(1 + P/E Ratio Change) ^ (1/# Years) -1
Using our example, this comes to 3.8% on an annual basis. Plugging the numbers into our formula, we get:
+ 3% Dividend Yield
+ 6% Growth Rate
+ 3.8% P/E Ratio Change
= 12.8% Expected Total Returns
Using our expectations above, we get an expected total return of 12.8%.
There is a lot that can go wrong with total return investing…
Level of Certainty in Estimations
There are no perfect solutions in investing.
Total return captures the essence of what drives returns in the stock market.
The problem is with us non-time-traveling humans… Our estimates are always wrong.
This adds in another complication – level of certainty. Growth and value estimates for a stock like Coca-Cola (KO) are likely going to be more accurate than estimates for a 3 year old biotech firm.
Investors looking to come up with more accurate total return estimates should come up with multiple scenarios and the estimated probabilities of those scenarios occurring. This rewards more predictable stocks for their predictability – and (fairly) tempers expectations of more volatile stocks.
So far, this article has been all about how to use and apply the total return formula.
The next section shows the top 10 rated Dividend Aristocrats based on expected total return.
Estimated Total Returns for The Dividend Aristocrats
The top 10 Dividend Aristocrats based on estimated total return are shown below.
Note 1: Valuation return is based only on 10 year historical P/E ratio and current P/E ratio (using adjusted earnings). Cyclical businesses (like ADM, CVX, and XOM) are unfairly penalized here as earnings are depressed resulting in an inflated P/E ratio. A 6 year return to ‘fair value’ time period was used.
Note 2: Growth rates are based on a mix of Value Line estimates, my own estimates, and historical growth numbers.
You can download a spreadsheet of data for all 50 Dividend Aristocrats at the link below. The spreadsheet includes:
- All 50 Dividend Aristocrats
- Valuation, Growth, and Dividend Returns
- 10 Year Historical Average & Current Price-to-Earnings Ratios
- Total Returns
Note: The same limitations discussed in notes 1 and 2 apply to the spreadsheet as well.

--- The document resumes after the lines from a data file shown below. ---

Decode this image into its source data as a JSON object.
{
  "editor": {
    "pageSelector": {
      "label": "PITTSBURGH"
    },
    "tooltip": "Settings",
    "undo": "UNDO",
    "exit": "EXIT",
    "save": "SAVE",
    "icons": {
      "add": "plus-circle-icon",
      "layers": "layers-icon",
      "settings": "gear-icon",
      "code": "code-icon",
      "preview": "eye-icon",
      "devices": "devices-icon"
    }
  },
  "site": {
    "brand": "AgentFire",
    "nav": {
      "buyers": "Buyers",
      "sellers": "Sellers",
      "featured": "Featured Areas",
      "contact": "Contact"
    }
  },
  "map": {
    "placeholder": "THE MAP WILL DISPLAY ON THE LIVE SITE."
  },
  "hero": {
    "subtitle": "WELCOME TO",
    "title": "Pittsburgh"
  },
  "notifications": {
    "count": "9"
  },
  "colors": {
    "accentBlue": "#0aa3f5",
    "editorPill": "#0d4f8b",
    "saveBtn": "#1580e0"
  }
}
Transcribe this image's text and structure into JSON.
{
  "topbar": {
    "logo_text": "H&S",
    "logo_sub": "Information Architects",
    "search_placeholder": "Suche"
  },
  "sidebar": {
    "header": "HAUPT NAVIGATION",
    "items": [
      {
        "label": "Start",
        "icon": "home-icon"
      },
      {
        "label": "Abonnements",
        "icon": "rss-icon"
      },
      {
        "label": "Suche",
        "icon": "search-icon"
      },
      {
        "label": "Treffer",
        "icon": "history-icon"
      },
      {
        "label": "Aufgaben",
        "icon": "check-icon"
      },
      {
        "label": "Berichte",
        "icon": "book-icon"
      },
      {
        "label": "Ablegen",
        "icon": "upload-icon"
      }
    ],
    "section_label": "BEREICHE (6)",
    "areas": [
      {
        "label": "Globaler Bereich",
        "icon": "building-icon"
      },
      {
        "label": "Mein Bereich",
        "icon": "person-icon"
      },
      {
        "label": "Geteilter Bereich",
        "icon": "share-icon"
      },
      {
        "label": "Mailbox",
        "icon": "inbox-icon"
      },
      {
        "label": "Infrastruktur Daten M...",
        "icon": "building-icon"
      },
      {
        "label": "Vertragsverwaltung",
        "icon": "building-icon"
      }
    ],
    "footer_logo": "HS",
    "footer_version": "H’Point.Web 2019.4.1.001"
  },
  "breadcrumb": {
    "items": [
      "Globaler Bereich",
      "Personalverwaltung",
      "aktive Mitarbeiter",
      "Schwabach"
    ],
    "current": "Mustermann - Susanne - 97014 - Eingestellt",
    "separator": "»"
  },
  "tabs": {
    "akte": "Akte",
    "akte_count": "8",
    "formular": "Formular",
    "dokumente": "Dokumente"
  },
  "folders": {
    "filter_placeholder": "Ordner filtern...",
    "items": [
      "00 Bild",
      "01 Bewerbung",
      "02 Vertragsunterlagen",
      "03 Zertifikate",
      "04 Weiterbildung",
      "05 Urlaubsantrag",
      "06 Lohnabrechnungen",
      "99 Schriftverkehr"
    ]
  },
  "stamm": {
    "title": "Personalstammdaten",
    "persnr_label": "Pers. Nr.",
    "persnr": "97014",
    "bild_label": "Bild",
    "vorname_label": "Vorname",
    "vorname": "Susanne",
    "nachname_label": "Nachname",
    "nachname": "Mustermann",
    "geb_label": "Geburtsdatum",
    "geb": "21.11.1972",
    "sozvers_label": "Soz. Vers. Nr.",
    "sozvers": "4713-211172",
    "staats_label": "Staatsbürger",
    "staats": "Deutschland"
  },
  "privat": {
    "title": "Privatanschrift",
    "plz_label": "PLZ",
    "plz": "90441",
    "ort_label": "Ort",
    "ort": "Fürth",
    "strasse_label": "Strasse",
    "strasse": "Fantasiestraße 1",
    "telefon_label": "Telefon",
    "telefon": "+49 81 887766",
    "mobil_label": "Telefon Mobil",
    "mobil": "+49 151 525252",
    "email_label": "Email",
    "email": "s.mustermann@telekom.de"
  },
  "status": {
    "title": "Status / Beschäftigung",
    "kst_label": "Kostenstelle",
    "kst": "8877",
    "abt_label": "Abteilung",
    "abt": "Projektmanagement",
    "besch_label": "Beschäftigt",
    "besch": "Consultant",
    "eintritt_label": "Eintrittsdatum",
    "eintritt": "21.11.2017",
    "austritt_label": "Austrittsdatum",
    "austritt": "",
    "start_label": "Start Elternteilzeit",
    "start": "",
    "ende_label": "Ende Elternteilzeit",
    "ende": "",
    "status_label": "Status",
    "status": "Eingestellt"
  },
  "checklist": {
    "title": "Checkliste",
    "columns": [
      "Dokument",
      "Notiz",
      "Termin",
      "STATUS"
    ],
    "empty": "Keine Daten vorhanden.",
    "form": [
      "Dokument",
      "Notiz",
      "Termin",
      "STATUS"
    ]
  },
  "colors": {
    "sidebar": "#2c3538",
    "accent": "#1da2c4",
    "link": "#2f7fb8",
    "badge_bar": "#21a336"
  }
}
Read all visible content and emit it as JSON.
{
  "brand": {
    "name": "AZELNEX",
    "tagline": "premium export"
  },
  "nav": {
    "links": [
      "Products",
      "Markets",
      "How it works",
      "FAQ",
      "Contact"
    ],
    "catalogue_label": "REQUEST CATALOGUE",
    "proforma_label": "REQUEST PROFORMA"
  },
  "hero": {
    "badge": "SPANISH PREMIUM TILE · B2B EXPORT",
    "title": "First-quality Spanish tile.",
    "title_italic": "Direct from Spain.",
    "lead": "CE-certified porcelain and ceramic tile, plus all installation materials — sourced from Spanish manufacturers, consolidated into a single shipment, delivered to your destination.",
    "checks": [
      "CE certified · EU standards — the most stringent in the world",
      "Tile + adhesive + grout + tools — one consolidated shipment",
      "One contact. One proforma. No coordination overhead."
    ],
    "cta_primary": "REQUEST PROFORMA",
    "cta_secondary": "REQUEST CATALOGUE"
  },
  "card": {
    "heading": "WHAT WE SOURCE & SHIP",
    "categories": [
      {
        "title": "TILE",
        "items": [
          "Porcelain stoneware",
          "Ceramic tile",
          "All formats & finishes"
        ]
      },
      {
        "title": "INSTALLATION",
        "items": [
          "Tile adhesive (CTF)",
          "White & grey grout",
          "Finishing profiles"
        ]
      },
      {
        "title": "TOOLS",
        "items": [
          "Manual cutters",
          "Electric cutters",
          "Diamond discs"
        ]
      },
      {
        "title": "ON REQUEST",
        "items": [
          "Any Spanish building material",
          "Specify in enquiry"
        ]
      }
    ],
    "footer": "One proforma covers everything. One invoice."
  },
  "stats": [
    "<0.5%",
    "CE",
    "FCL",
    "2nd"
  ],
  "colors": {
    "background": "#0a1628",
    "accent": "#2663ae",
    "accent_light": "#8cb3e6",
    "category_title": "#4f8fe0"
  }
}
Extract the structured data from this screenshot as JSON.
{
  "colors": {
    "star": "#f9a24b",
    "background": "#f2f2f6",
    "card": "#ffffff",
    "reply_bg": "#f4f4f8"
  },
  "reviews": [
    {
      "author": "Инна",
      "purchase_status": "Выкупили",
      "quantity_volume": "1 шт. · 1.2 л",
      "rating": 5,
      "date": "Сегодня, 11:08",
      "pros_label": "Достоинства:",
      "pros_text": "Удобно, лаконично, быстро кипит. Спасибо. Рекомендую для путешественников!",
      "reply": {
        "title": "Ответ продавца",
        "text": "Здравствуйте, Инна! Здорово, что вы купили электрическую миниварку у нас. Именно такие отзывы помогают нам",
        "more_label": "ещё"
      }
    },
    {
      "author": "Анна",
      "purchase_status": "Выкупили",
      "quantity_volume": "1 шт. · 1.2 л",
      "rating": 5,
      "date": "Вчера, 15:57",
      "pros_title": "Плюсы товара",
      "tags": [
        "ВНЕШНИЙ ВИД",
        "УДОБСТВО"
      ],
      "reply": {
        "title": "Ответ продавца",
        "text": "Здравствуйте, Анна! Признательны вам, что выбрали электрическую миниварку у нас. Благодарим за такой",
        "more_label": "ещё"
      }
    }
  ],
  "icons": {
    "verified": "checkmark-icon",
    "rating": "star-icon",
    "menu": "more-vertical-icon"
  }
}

Estimating total returns quantifies the assumptions you make about a stock.
Estimated total returns make comparisons across different stocks and investments easier.